[Work to complete] Scan the records for the string "screenshot", then copy each line that has it.
........
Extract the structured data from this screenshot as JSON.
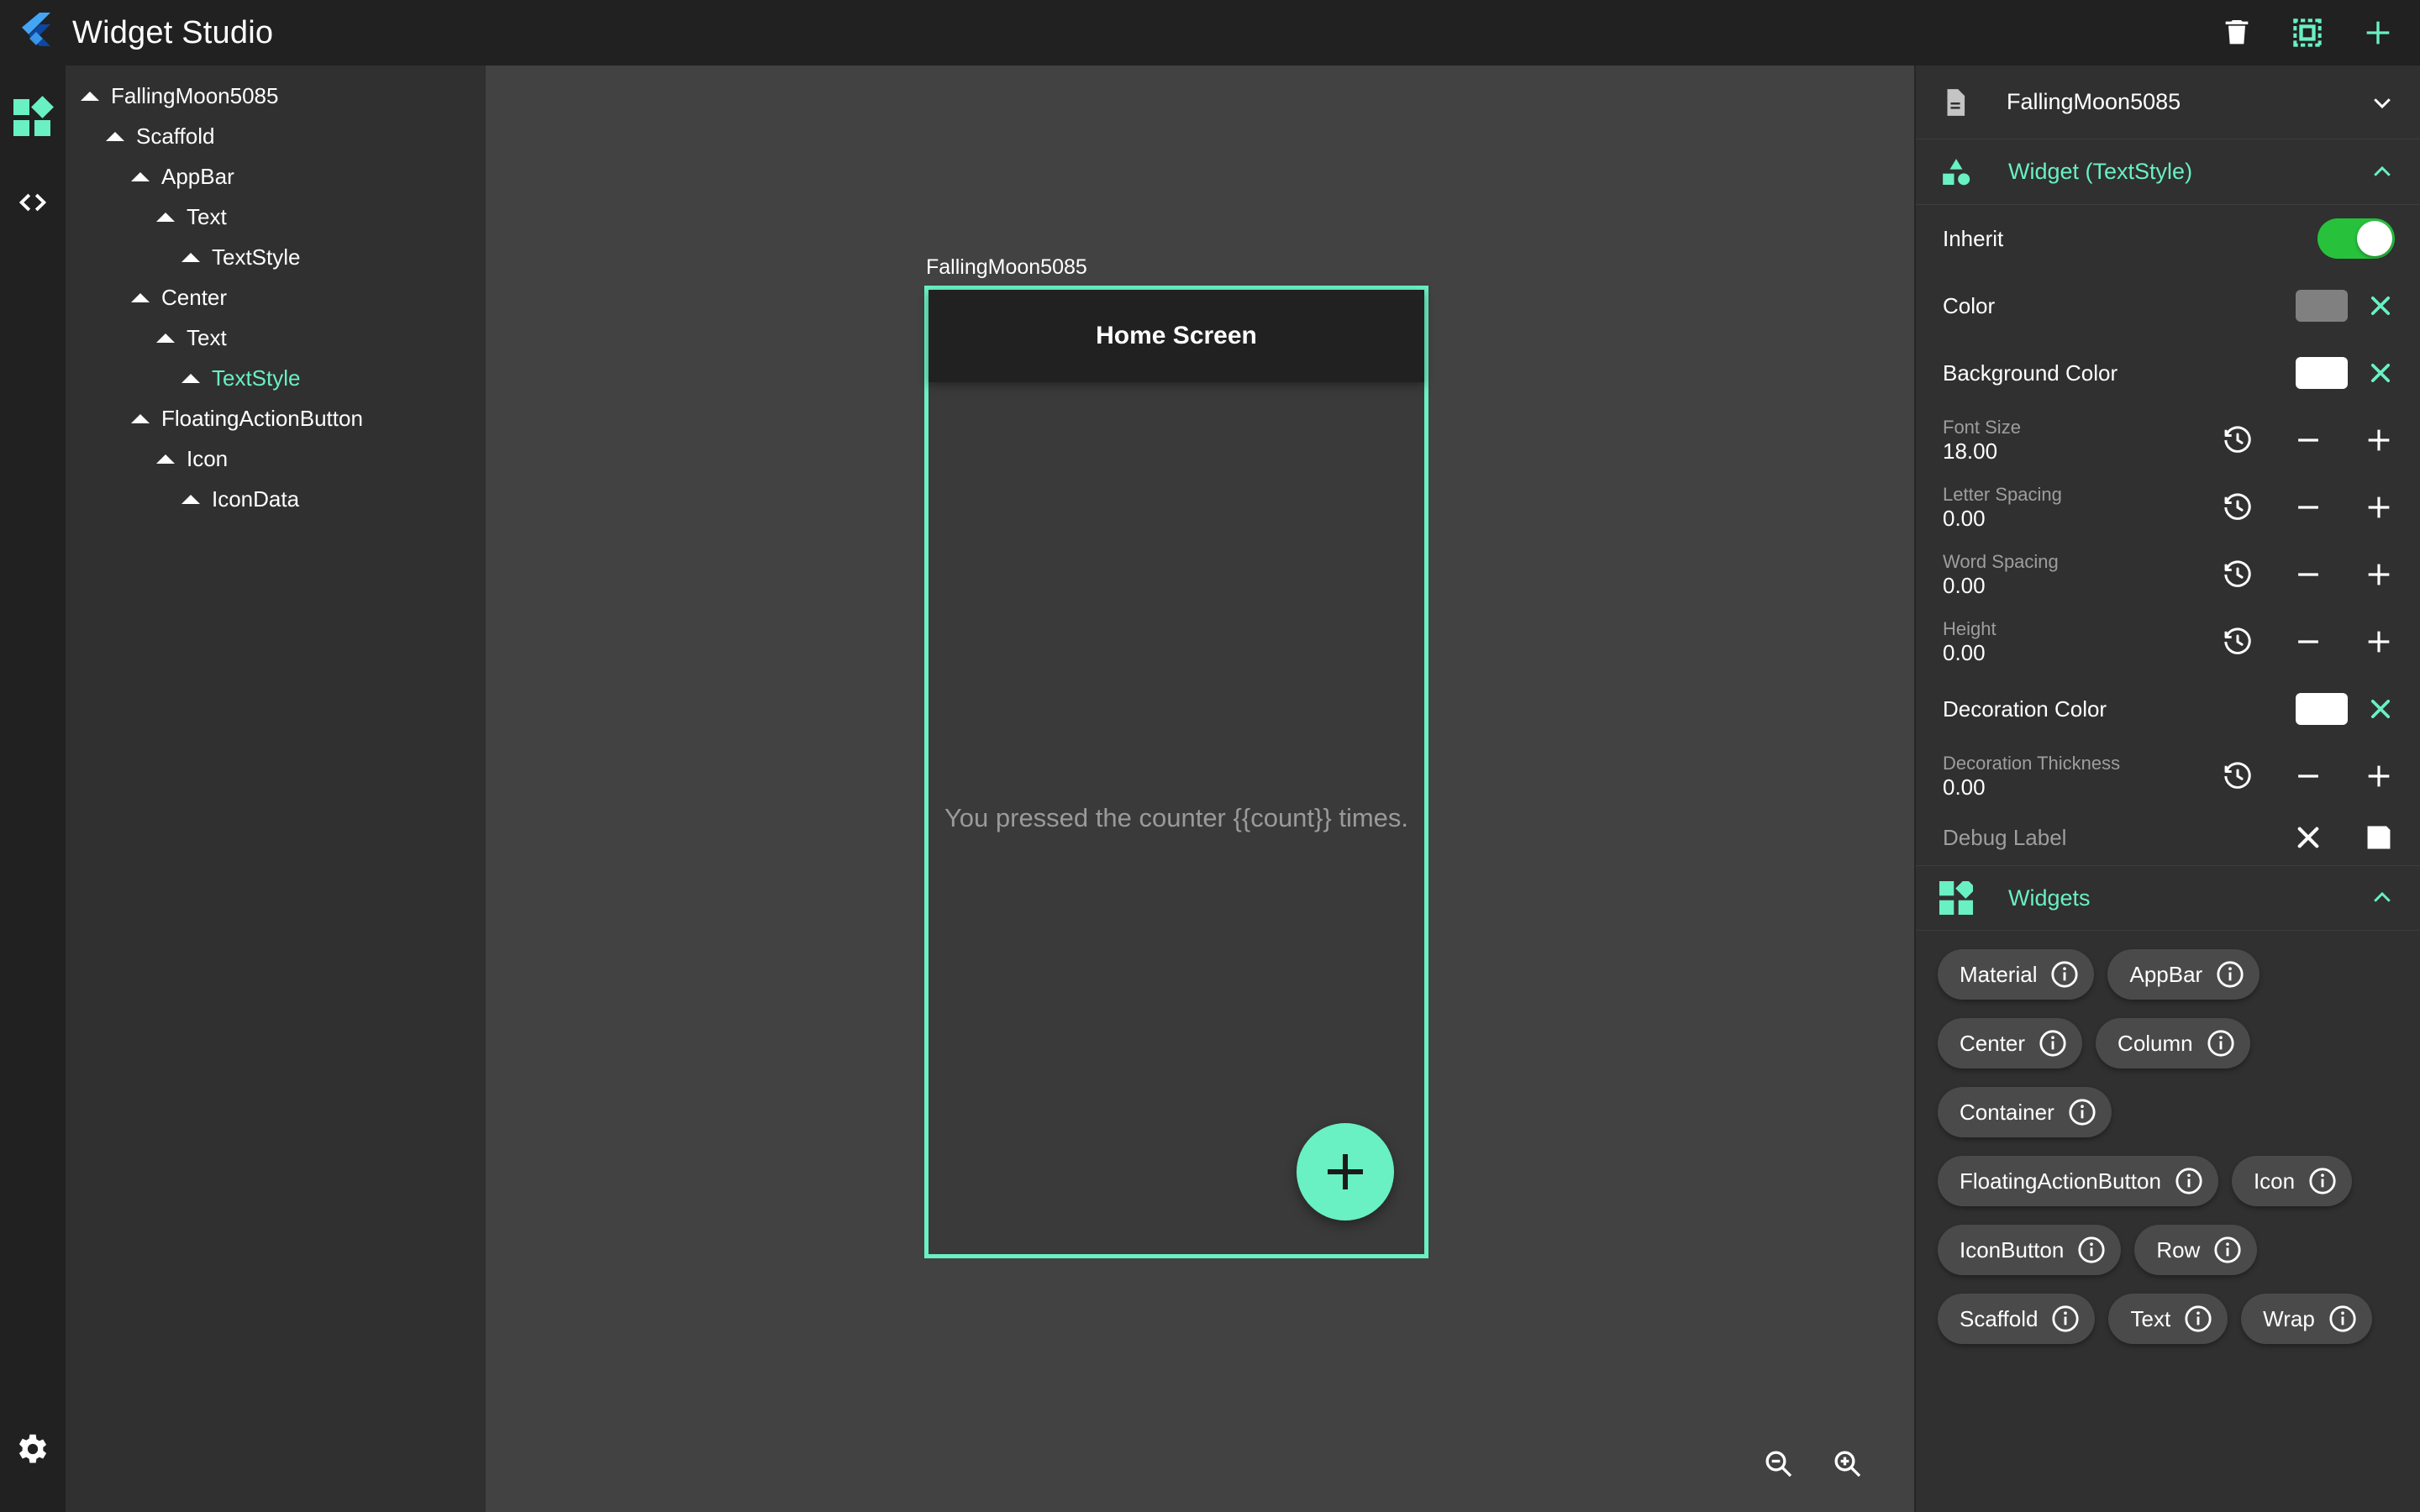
{
  "app": {
    "title": "Widget Studio",
    "logo_icon": "flutter-logo"
  },
  "titlebar_actions": [
    {
      "name": "delete-button",
      "icon": "trash-icon",
      "color": "#ffffff"
    },
    {
      "name": "select-widget-button",
      "icon": "dashed-selection-icon",
      "color": "#69F0C3"
    },
    {
      "name": "add-widget-button",
      "icon": "plus-icon",
      "color": "#69F0C3"
    }
  ],
  "rail": {
    "widgets_icon": "widgets-icon",
    "code_icon": "code-brackets-icon",
    "settings_icon": "gear-icon"
  },
  "tree": {
    "nodes": [
      {
        "label": "FallingMoon5085",
        "depth": 0,
        "selected": false
      },
      {
        "label": "Scaffold",
        "depth": 1,
        "selected": false
      },
      {
        "label": "AppBar",
        "depth": 2,
        "selected": false
      },
      {
        "label": "Text",
        "depth": 3,
        "selected": false
      },
      {
        "label": "TextStyle",
        "depth": 4,
        "selected": false
      },
      {
        "label": "Center",
        "depth": 2,
        "selected": false
      },
      {
        "label": "Text",
        "depth": 3,
        "selected": false
      },
      {
        "label": "TextStyle",
        "depth": 4,
        "selected": true
      },
      {
        "label": "FloatingActionButton",
        "depth": 2,
        "selected": false
      },
      {
        "label": "Icon",
        "depth": 3,
        "selected": false
      },
      {
        "label": "IconData",
        "depth": 4,
        "selected": false
      }
    ]
  },
  "canvas": {
    "preview_label": "FallingMoon5085",
    "selection_color": "#69F0C3",
    "device": {
      "appbar_title": "Home Screen",
      "center_text": "You pressed the counter {{count}} times.",
      "fab_icon": "plus-icon",
      "fab_color": "#69F0C3"
    },
    "zoom_out_icon": "zoom-out-icon",
    "zoom_in_icon": "zoom-in-icon"
  },
  "properties": {
    "header": {
      "icon": "document-icon",
      "title": "FallingMoon5085",
      "chevron": "chevron-down-icon"
    },
    "widget_section": {
      "icon": "shapes-icon",
      "title": "Widget (TextStyle)",
      "chevron": "chevron-up-icon",
      "rows": [
        {
          "kind": "toggle",
          "label": "Inherit",
          "value": "on",
          "accent": "#27C13C"
        },
        {
          "kind": "color",
          "label": "Color",
          "swatch": "#808080",
          "clear": "clear-icon"
        },
        {
          "kind": "color",
          "label": "Background Color",
          "swatch": "#ffffff",
          "clear": "clear-icon"
        },
        {
          "kind": "number",
          "label": "Font Size",
          "value": "18.00"
        },
        {
          "kind": "number",
          "label": "Letter Spacing",
          "value": "0.00"
        },
        {
          "kind": "number",
          "label": "Word Spacing",
          "value": "0.00"
        },
        {
          "kind": "number",
          "label": "Height",
          "value": "0.00"
        },
        {
          "kind": "color",
          "label": "Decoration Color",
          "swatch": "#ffffff",
          "clear": "clear-icon"
        },
        {
          "kind": "number",
          "label": "Decoration Thickness",
          "value": "0.00"
        },
        {
          "kind": "text",
          "label": "Debug Label",
          "value": ""
        }
      ]
    },
    "widgets_section": {
      "icon": "widgets-icon",
      "title": "Widgets",
      "chevron": "chevron-up-icon",
      "chips": [
        "Material",
        "AppBar",
        "Center",
        "Column",
        "Container",
        "FloatingActionButton",
        "Icon",
        "IconButton",
        "Row",
        "Scaffold",
        "Text",
        "Wrap"
      ]
    }
  },
  "colors": {
    "accent": "#69F0C3",
    "titlebar_bg": "#212121",
    "panel_bg": "#303030",
    "canvas_bg": "#424242",
    "toggle_on": "#27C13C"
  }
}
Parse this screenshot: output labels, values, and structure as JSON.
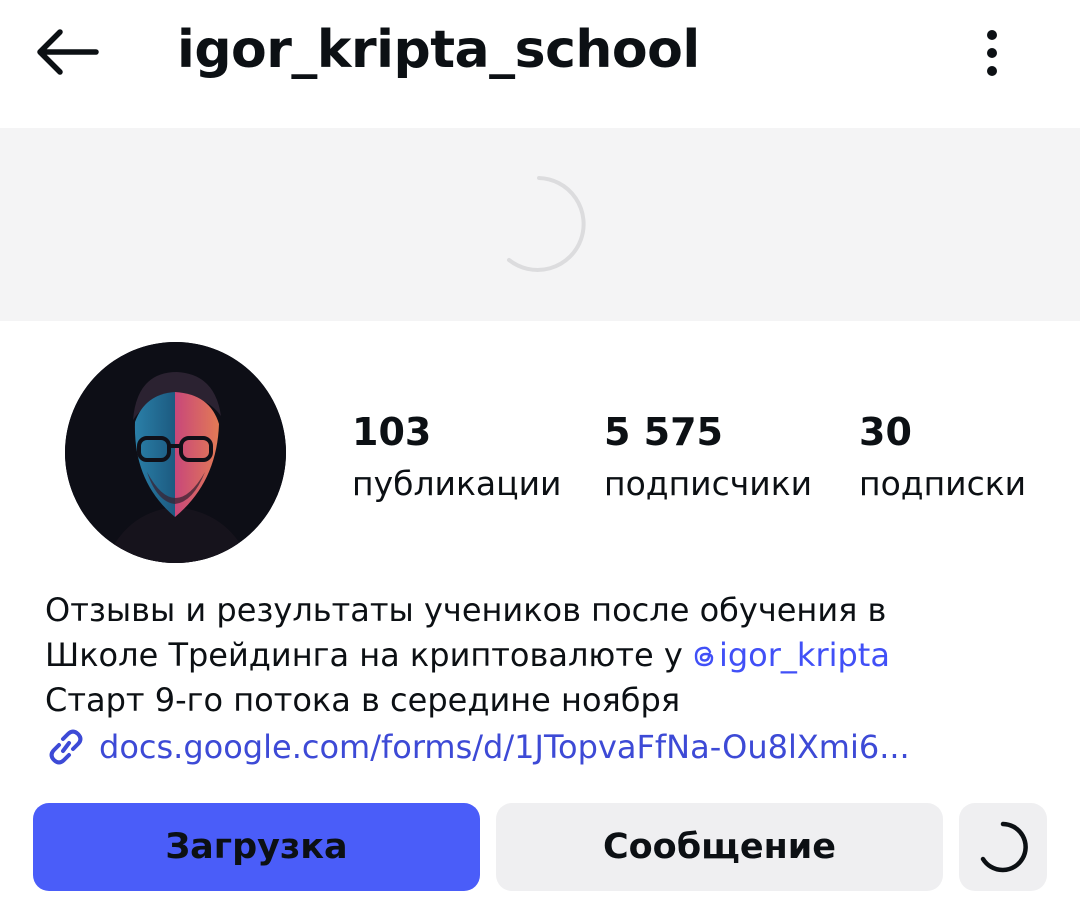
{
  "header": {
    "username": "igor_kripta_school",
    "back_icon": "arrow-left-icon",
    "more_icon": "more-vertical-icon"
  },
  "banner": {
    "loading_icon": "spinner-icon"
  },
  "profile": {
    "avatar_icon": "avatar",
    "stats": {
      "posts": {
        "value": "103",
        "label": "публикации"
      },
      "followers": {
        "value": "5 575",
        "label": "подписчики"
      },
      "following": {
        "value": "30",
        "label": "подписки"
      }
    }
  },
  "bio": {
    "line1": "Отзывы и результаты учеников после обучения в",
    "line2_text": "Школе Трейдинга на криптовалюте у ",
    "line2_mention": "igor_kripta",
    "line3": "Старт 9-го потока в середине ноября",
    "link": "docs.google.com/forms/d/1JTopvaFfNa-Ou8lXmi6..."
  },
  "actions": {
    "primary_label": "Загрузка",
    "message_label": "Сообщение",
    "third_icon": "spinner-icon"
  },
  "colors": {
    "accent": "#4a5df9",
    "link": "#3d4ad6",
    "secondary_button": "#efeff1",
    "banner": "#f4f4f5"
  }
}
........
[Task response]
Extract the structured data from this screenshot as JSON.
Parse this screenshot: output labels, values, and structure as JSON.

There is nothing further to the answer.